Dog food and treats generally cost $30- $60 per month.

The 1st year of adoption is a little costly and all the vaccinations, health checks, food, and miscellaneous requirements can cost up to $1300, but after that $500 per year sufficient to cover its needs.

A visit to the vet can cost around $80 which is not required every month.

On an average $65- $85 per month are enough to suffice a boxer’s needs.

L. Behavior With:

  • Children
 dog with children

Boxer is a loving pet that forms a great bond with humans and especially the members of its household.

It is also great with kids as both share endless energy levels for playing.

It can keep your kids busy in the yard and loves playing games like fetch or with a Frisbee.
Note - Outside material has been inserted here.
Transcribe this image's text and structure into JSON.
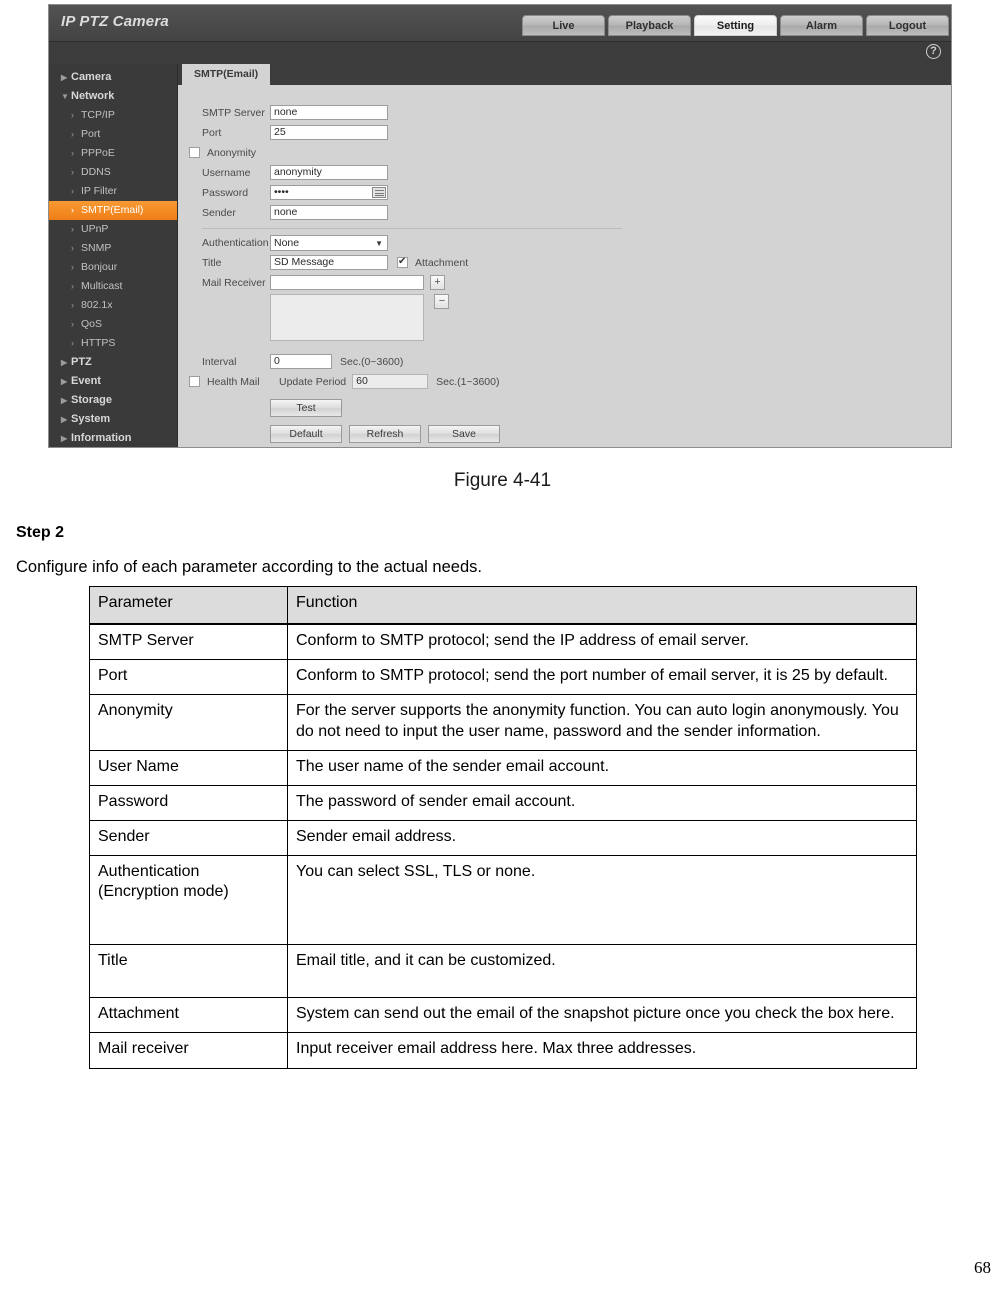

The only boxers you would ever find threatening to the kids are the ones who haven’t been properly socialized since the start and have grown aloof.

  • Dogs

You will mostly find a boxer growling over other dogs of the same sex.

Like said before, this breed is highly flexible in mingling with other animals but all it requires is a good social environment to grow in.

Boxers who have been given the right kind of training and environment since the start can be overwhelmingly playful with other dogs.

  • Cats
dog with cats

Yes, this breed does well with cats.

You might find your boxer not moving from the sofa when your cat is sleeping over it.

It gets that caring for a house cat.

It can be dangerous for your cat only if not grown with one or never been made to mingle with one, which makes it dependent on its instincts to react towards the cat.

In that instance, it can see your cat as prey.

M. Overview:

boxer overview

The breed originated from Germany and was initially used for controlling cattle by butchers.

Due to its intelligence and flexibility in training, it started to be commonly used for guarding purposes.

It is a lovely breed and 10th in America’s favorite breed list.

It has a high tendency to mix and mingle with almost all only if provided the right training and kept under regular interaction with other animals.

It is a regular sized breed and packed with energy.

It needs an hour’s play every day to be content and relaxed indoors.

It is loyal and devout towards its keeper and members of the household.

It has very low grooming requirements and also looks after its cleanliness almost like a cat.

Its monthly expenses aren’t that costly and cost around $65 per month.

It does great with kids and neighbors unless aloof.

What are your thoughts on a boxer?

What common good/bad traits of boxers have you heard from their owners? 

Let me know in the comment section below.

LEAVE A REPLY

Please enter your comment!
Please enter your name here